We've Got Hollywood Covered

FTC: Keep Ads for Violent Movies Away From Kids

Report says studios aren’t doing enough to protect children

The chairman of the Federal Trade Commission is calling on film studios to do more to keep ads and trailers for violent films away from media, internet sites or theaters where they are likely to be seen by younger kids.

Jon Leibowitz made the comments Thursday as the FTC released its latest report on the advertising and marketing of violent movies, music and videogames, a report required by Congress.

The report, the FTC’s seventh since 2000, said that while studios aren’t specifically targeting youths with ads for inappropriate content, they also aren’t doing enough to prevent them from seeing ads or trailers with “stronger content.”

The FTC also questioned whether directors’ cuts and other unrated DVD’s are leaving parents without  a clear understanding of what their children are in for. The FTC suggested that the Motion Pictures Association of America ad guidelines may not go far enough — and one recent change may in fact have caused new problems.

Leibowitz said while studios have agreed not to advertise films with adult content in programs with an audience level that is more than 35 percent children, there are still some programs where films are advertised with “substantial youth audience in size and composition.” 

Some consumer groups in the past have questioned advertising of violent films on the Super Bowl.

He also questioned the advertising of PG-13 films on channels like Nickelodeon and Cartoon Network.

Howard Gantman, MPAA’s VP-corporate communications, said the movie industry takes its responsibility to parents seriously.

“For more than four decades the motion-picture industry has voluntarily adhered to the movie ratings system and the accompanying advertising approval process to help ensure that movies and advertising are viewed by, and marketed to, appropriate audiences,” he said.

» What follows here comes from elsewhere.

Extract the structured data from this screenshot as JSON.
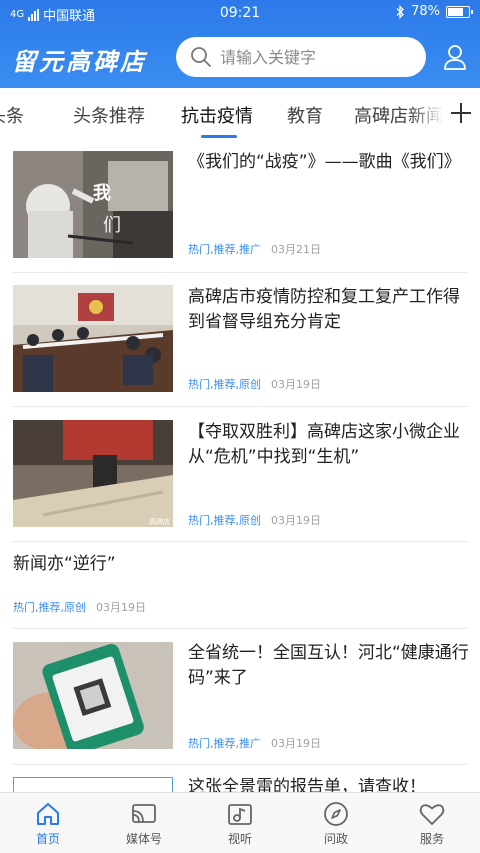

“We take seriously our responsibility to parents and to that end, employ rigorous standards in reviewing content so that all advertising is suitable for the audience it is intended for — whether in the movie theater, on television, or on the Internet.”